In October 2010, Coastal Law students and faculty were treated to an unusual sight. Athree-sided study carrel outside the Legal Clinics on the school’s second floor had been transformed into a Halloween scene, complete with a giant spider dangling from an equally giant web, tombstones, skeletal hands,and a selection of particularly frightening law textbooks. On the table sat a largedish of Halloween candy.
The perpetrators of this particular trick-and-treat were first-year law students Jonathan Gless and Hunter Whaley, and it soon became apparent that they were not about to stop with a single act of holiday decoration. For the next three years, Gless and Whaleyregularly festooned the space that became known as “The Office” with a succession of holiday and seasonal designs.

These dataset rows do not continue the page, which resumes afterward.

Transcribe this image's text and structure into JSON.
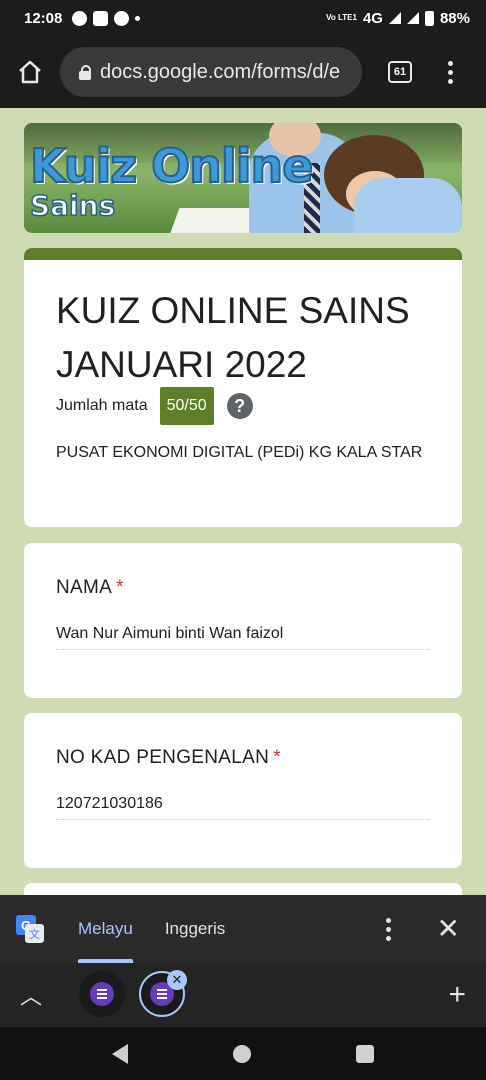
{
  "status_bar": {
    "time": "12:08",
    "network": "4G",
    "volte": "Vo LTE1",
    "battery": "88%"
  },
  "browser": {
    "url": "docs.google.com/forms/d/e",
    "tab_count": "61"
  },
  "banner": {
    "title": "Kuiz Online",
    "subtitle": "Sains"
  },
  "form": {
    "title": "KUIZ ONLINE SAINS JANUARI 2022",
    "score_label": "Jumlah mata",
    "score": "50/50",
    "help": "?",
    "description": "PUSAT EKONOMI DIGITAL (PEDi) KG KALA STAR"
  },
  "questions": [
    {
      "label": "NAMA",
      "required": "*",
      "answer": "Wan Nur Aimuni binti Wan faizol"
    },
    {
      "label": "NO KAD PENGENALAN",
      "required": "*",
      "answer": "120721030186"
    }
  ],
  "translate_bar": {
    "active_lang": "Melayu",
    "other_lang": "Inggeris"
  },
  "colors": {
    "accent": "#5e7f2a",
    "background": "#cfdcb3",
    "required": "#d93025"
  }
}
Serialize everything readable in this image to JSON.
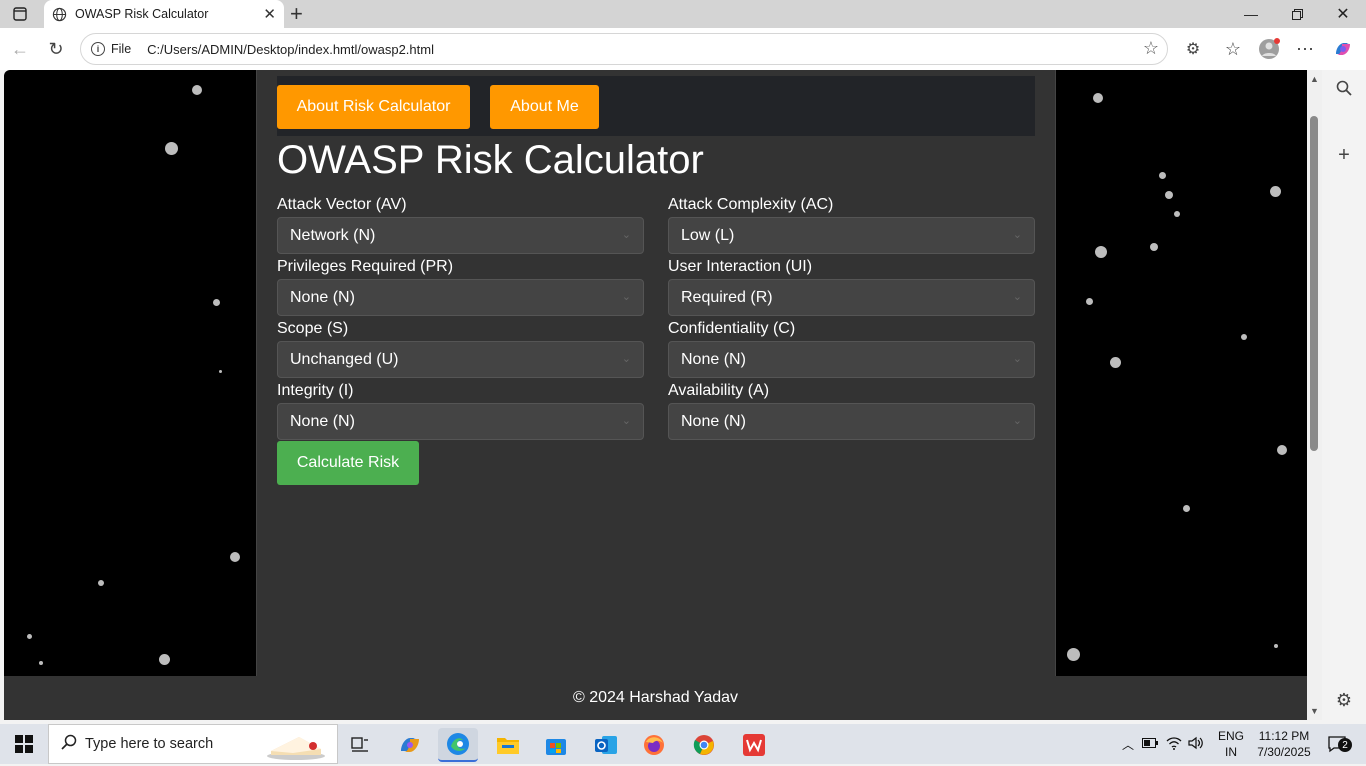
{
  "browser": {
    "tab_title": "OWASP Risk Calculator",
    "protocol_label": "File",
    "url": "C:/Users/ADMIN/Desktop/index.hmtl/owasp2.html"
  },
  "page": {
    "nav": {
      "about_calc": "About Risk Calculator",
      "about_me": "About Me"
    },
    "title": "OWASP Risk Calculator",
    "fields": [
      {
        "label": "Attack Vector (AV)",
        "value": "Network (N)"
      },
      {
        "label": "Attack Complexity (AC)",
        "value": "Low (L)"
      },
      {
        "label": "Privileges Required (PR)",
        "value": "None (N)"
      },
      {
        "label": "User Interaction (UI)",
        "value": "Required (R)"
      },
      {
        "label": "Scope (S)",
        "value": "Unchanged (U)"
      },
      {
        "label": "Confidentiality (C)",
        "value": "None (N)"
      },
      {
        "label": "Integrity (I)",
        "value": "None (N)"
      },
      {
        "label": "Availability (A)",
        "value": "None (N)"
      }
    ],
    "calculate_label": "Calculate Risk",
    "footer": "© 2024 Harshad Yadav"
  },
  "taskbar": {
    "search_placeholder": "Type here to search",
    "lang_line1": "ENG",
    "lang_line2": "IN",
    "time": "11:12 PM",
    "date": "7/30/2025",
    "notification_count": "2"
  },
  "colors": {
    "nav_button": "#ff9800",
    "calculate_button": "#4caf50",
    "container_bg": "#333333",
    "page_bg": "#000000"
  }
}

“The table was where Hunter and I spent all of our timeevery day,” says Gless. “Since we were living there, we thought that we might as well enjoy it.”
According to Whaley, “Jon had appropriated the space from about his first or second week at school. I started to study there, too, and we became friends. The idea of decorating for Halloween was kind of a lark.We didn’t know how people would react, and a few seemed a little put off at first that we’d bring the outside world into the law school, but most people seemed to like it.”
Once Halloween was over, the decorations quickly changed. A fall/Thanksgiving theme was followed by Christmas, Valentine’s Day, Easter, Fourth of July and so onaround the calendar. But one tradition continued, regardless of the season: the candydish.
“The first time we put out candy, it was gone in seconds,” says Gless. “But we tried to always keep it refilled, especially around finals time. Some students and faculty were under the impression the candy was provided by the school, but it wasn’t. We had a rule: If you take candy, always say, ‘Thank you,’ and if you take some frequently, please provide some. So when other students would bring bags of candy, we would add it to the dish.”
Whaley and Gless both graduated from Coastal Law in May and passed the bar exam administered in July.
“For our last decoration, we used a tropical theme and called it the ‘Bar-muda Triangle,’ ” says Gless.
Gless is currently working in the legal department of Wounded Warrior Project in Jacksonville and is hoping to become a litigator in public service, either as a State Attorney or Public Defender. Whaley is now in Tallahassee, working toward aMasters degree in Library Science at Florida State University with the goal of becoming a law librarian.
Both Coastal Law alums hope the tradition of decorating “The Office” for the changing seasons will continue, and that it will continue to be an informal stop on the campus tour.
“We’ve passed the torch to Amy De Guzman, a third-year law student,” says Gless. “Now it’s up to her to build on what we’ve started. I’m sure she will. After all it’s nearly Halloween.”